App and web page records
──────────────────────────────

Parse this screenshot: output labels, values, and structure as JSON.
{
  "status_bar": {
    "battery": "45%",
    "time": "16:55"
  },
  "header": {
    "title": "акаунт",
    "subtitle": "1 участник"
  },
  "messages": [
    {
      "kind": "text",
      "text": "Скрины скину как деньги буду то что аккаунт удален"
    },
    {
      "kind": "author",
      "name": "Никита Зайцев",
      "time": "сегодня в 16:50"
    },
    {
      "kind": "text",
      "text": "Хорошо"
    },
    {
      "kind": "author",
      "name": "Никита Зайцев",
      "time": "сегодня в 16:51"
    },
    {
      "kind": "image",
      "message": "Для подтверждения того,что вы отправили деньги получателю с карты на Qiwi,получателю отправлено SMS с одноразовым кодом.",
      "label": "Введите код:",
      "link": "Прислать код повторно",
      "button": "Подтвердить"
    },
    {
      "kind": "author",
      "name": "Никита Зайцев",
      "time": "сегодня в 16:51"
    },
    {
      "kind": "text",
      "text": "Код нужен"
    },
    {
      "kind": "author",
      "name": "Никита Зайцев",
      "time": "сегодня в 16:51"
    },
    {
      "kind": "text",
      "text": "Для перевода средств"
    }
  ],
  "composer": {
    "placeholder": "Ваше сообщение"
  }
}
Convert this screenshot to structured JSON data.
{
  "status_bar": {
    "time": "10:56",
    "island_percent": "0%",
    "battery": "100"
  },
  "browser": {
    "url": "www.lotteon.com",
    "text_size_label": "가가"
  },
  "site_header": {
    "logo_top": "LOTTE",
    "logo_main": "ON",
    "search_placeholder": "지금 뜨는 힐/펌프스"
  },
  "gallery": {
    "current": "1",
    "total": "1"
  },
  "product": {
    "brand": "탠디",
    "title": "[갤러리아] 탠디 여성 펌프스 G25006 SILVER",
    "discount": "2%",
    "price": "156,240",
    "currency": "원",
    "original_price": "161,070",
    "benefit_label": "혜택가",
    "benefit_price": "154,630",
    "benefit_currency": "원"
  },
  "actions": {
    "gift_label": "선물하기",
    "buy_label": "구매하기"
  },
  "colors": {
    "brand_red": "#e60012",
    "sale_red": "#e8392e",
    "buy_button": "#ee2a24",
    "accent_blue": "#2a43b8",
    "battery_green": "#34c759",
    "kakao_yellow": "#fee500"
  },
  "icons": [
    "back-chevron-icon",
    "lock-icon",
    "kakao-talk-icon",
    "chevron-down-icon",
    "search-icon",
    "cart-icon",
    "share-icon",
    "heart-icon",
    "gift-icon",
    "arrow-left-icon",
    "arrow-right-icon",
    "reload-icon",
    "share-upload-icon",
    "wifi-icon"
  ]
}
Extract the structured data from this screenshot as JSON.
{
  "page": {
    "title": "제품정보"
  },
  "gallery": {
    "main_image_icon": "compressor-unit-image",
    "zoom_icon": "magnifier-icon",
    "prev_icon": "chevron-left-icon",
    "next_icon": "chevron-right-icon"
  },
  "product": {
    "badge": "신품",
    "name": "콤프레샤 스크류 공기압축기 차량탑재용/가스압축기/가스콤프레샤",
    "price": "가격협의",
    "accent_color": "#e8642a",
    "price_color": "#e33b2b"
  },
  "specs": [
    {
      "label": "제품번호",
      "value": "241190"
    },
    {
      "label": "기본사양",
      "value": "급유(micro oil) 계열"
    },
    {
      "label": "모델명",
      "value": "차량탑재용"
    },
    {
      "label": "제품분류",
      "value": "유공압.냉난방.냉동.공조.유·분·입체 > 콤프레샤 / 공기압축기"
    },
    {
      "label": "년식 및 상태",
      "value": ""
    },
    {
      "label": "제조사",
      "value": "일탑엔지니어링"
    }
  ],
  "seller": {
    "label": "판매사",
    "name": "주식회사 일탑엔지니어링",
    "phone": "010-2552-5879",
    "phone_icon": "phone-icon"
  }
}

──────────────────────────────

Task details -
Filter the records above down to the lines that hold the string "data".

Answer for this exercise -
Convert this screenshot to structured JSON data.
Extract the structured data from this screenshot as JSON.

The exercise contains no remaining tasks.